#### INFORMATION PROVIDED ####

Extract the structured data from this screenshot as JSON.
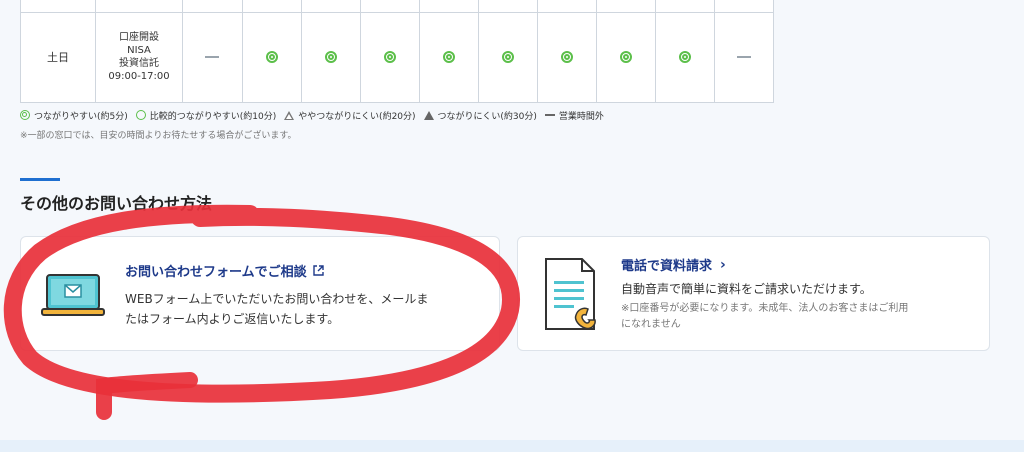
{
  "schedule": {
    "day_label": "土日",
    "service_lines": [
      "口座開設",
      "NISA",
      "投資信託",
      "09:00-17:00"
    ],
    "marks": [
      "dash",
      "double",
      "double",
      "double",
      "double",
      "double",
      "double",
      "double",
      "double",
      "dash"
    ]
  },
  "legend": {
    "items": [
      {
        "icon": "double-circle-icon",
        "label": "つながりやすい(約5分)"
      },
      {
        "icon": "circle-icon",
        "label": "比較的つながりやすい(約10分)"
      },
      {
        "icon": "open-triangle-icon",
        "label": "ややつながりにくい(約20分)"
      },
      {
        "icon": "triangle-icon",
        "label": "つながりにくい(約30分)"
      },
      {
        "icon": "dash-icon",
        "label": "営業時間外"
      }
    ],
    "note": "※一部の窓口では、目安の時間よりお待たせする場合がございます。"
  },
  "section": {
    "title": "その他のお問い合わせ方法"
  },
  "cards": {
    "form": {
      "title": "お問い合わせフォームでご相談",
      "desc_line1": "WEBフォーム上でいただいたお問い合わせを、メールま",
      "desc_line2": "たはフォーム内よりご返信いたします。"
    },
    "phone": {
      "title": "電話で資料請求",
      "desc": "自動音声で簡単に資料をご請求いただけます。",
      "sub_line1": "※口座番号が必要になります。未成年、法人のお客さまはご利用",
      "sub_line2": "になれません"
    }
  },
  "colors": {
    "accent": "#1e6fd0",
    "title_blue": "#1e3a8a",
    "green_mark": "#5cbf4a",
    "annotation_red": "#e8303a"
  }
}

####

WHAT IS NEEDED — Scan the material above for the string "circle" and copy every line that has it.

SOLVED EXERCISE —
        "icon": "double-circle-icon",
        "icon": "circle-icon",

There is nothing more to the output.